|Institution:||University of Tasmania|
|Full text PDF:||http://eprints.utas.edu.au/11496/1/front-Berry%2C_R.F.%2C_PhD_%28Flinders%29%2C_1979.pdf

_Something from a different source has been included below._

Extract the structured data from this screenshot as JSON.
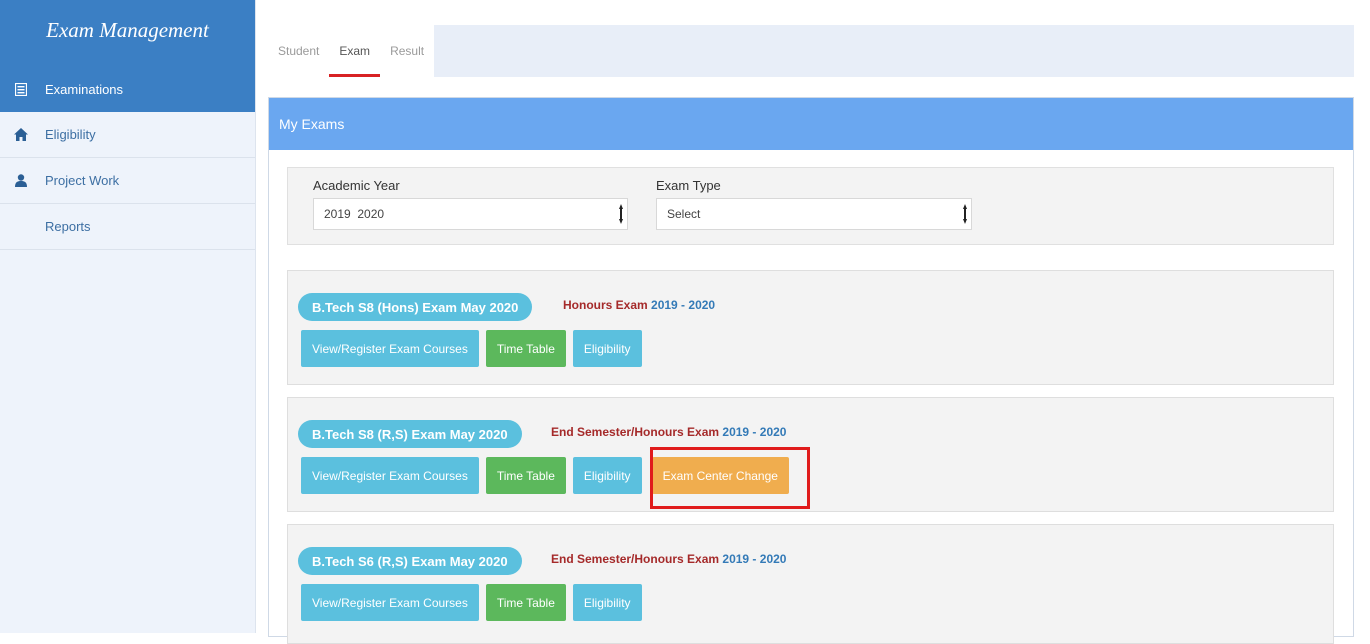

A 10 km wide coastal strip of the Aileu Formation was mapped in detail. This section of the north coast of Timor lies 70 km south of a recently active island arc and was chosen as a potential type example of the deformation style in an arc-continent collision zone. In addition a brief study was made of the petrography and chemistry of altered igneous rocks from this coastal strip and igneous rocks of a similar age from other regions in East Timor. The Aileu Formation is composed of metamorphosed shales, siltstones and arenites with minor limestones and basites. The metamorphic grade of this formation is zoned from lower greenschist facies in the southwest to upper almandine-amphibolite facies in the east. Five structural phases are recognised. The first generation isa cleavage or schistosity which predates the single prograde metamorphism. No folds were found associated with this foliation and its significance is unknown. The second deformation phase occurred in the Late Miocene. It syn- and post-dates the prograde metamorphic event, produced tight folds and transposed the compositional layering and early cleavage on all scales. The last three deformation phases produced open to gentle macroscopic folds. Correlations with structural data from other formations suggest the third and fourth phases occurred in the Late Miocene and the fifth deformation occurred in the Early Pleistocene. The major high angle faults, which form the boundaries of the Aileu Formation, were also active in the Early Pleistocene. The amphibolites and altered dolerites of the Aileu Formation are transitional, in composition, between alkaline and tholeiitic basalts. Permian and Mesozoic basalts and dolerites from other regions in East Timor include both alkaline and tholeiitic compositions. All these igneous rocks are characteristic of continental rift valleys and ocean islands. However the associated sedimentary rocks were deposited on a continental shelf or slope. There is no evidence that the Aileu Formation or the Permian and Mesozoic formations were not formed on the Australian continental margin. The geology of Timor is consistent with its evolution as a rift valley in the Late Palaeozoic and Early Mesozoic, and a trailing margin from the Cretaceous to the Early Miocene. Structural data suggests a Late Miocene arc-continent collision. There has been post-orogenic uplift and minor additional deformation in the Plio-Pleistocene. Comparison of Papua New Guinea with Timor suggests that the mobile belt in arc-continent collisions is characterised by medium pressure metamorphism, relatively coherent deformation style, and a short history of orogenic activity. Little evidence of thrusting or imbrication has been uncovered and their importance as deformation processes in this environment remains speculative.